“Our aim is to ensure compliance with the new rules, while minimizing disruption to passenger flow and impact on customer experience,” Tim Clark, the president of Emirates, said in a statement. “Our new complimentary service enables passengers, particularly those flying for business, to have the flexibility to use their devices until the last possible moment.”

The airline was also quick to point out that passengers can still use their smartphones while on board. Emirates says 90 percent of its passengers on U.S.-bound flights using mobile and Wi-Fi connectivity services do so through their smartphones.

“That is not to say that other passengers are not using their devices offline, but perhaps the silver lining to this is that they can now justifiably give themselves a break from their devices, enjoy our onboard service and catch up on the latest movies, music, and TV box sets that we have on offer,” Clark said. 

Airlines also did public outreach on social media. Emirates, which employs actress Jennifer Aniston as a celebrity spokeswoman, posted an advertisement on Twitter that says, “Who needs tablets and laptops anyway?” and highlighted some of its in-flight features.
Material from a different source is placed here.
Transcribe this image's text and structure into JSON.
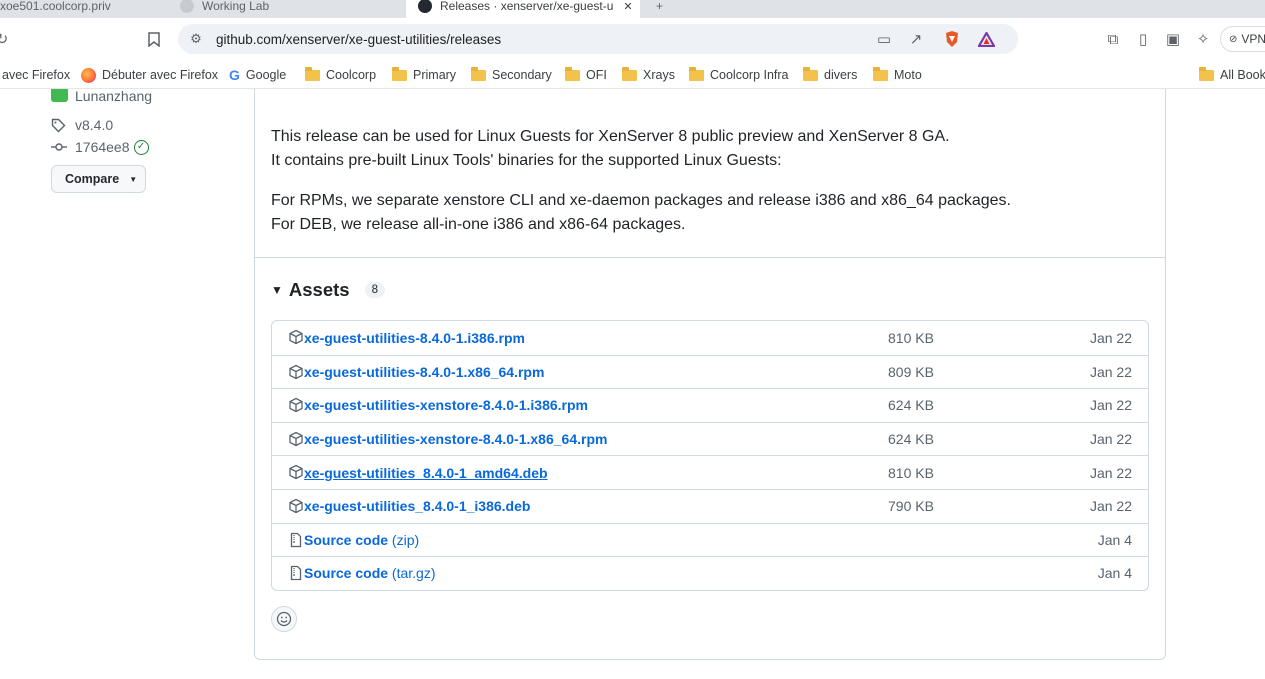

Etihad Airways posted a similar advertisement titled "Make Flying Great Again," showcasing its entertainment and dining options.

And Royal Jordanian, which has been posting a series of Tweets ribbing the U.S. over the new security protocols, is also offering alternative ideas for how travelers can keep themselves occupied on a long transatlantic flight. Some of the suggestions include "read a book," "meditate," "pretend tray table is a keyboard" and "think of reasons why you don't have a tablet or laptop with you."

 

 

The effort suggests that Gulf carriers are worried about the damage of the electronics ban on their business. Tourists and business travelers who often work while they fly and may be reluctant to put expensive electronics with sensitive information in checked baggage, and they may decide to avoid Middle Eastern airports altogether.
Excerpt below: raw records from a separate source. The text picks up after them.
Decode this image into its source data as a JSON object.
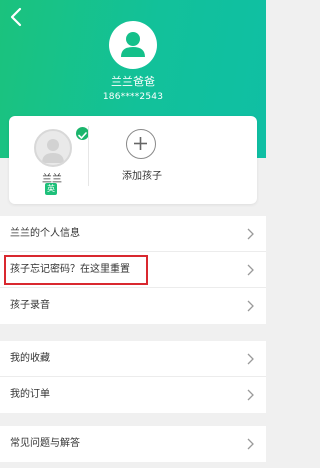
{
  "header": {
    "back_icon": "chevron-left-icon",
    "avatar_icon": "user-avatar-icon",
    "parent_name": "兰兰爸爸",
    "parent_phone": "186****2543",
    "colors": {
      "gradient_start": "#1bc27d",
      "gradient_end": "#0fbfa4"
    }
  },
  "children": {
    "items": [
      {
        "name": "兰兰",
        "tag": "英",
        "selected": true
      }
    ],
    "add_label": "添加孩子"
  },
  "menu": {
    "group1": [
      {
        "label": "兰兰的个人信息"
      },
      {
        "label": "孩子忘记密码？在这里重置",
        "highlighted": true
      },
      {
        "label": "孩子录音"
      }
    ],
    "group2": [
      {
        "label": "我的收藏"
      },
      {
        "label": "我的订单"
      }
    ],
    "group3": [
      {
        "label": "常见问题与解答"
      }
    ]
  },
  "annotation": {
    "highlight_color": "#d9282f"
  }
}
The United Kingdom announced a similar rule this week, but thatr ban does not affect Emirates, Qatar Airways and Etihad Airways, which have been major industry rivals in the U.S.

Clark told CNN that the security protocols will be "hugely disruptive" for Emirates and he questioned why only some airlines and airports are singled out.

"After all, if these devices are viewed by the United States and the United Kingdom as potential instruments of threat, they can be loaded on any airplane anywhere," Clark said. "To suggest that Dubai doesn't have the equal capabilities or better than the Europeans, the Americans and the Asians in terms of search, interdiction and surveillance, I find amazing.”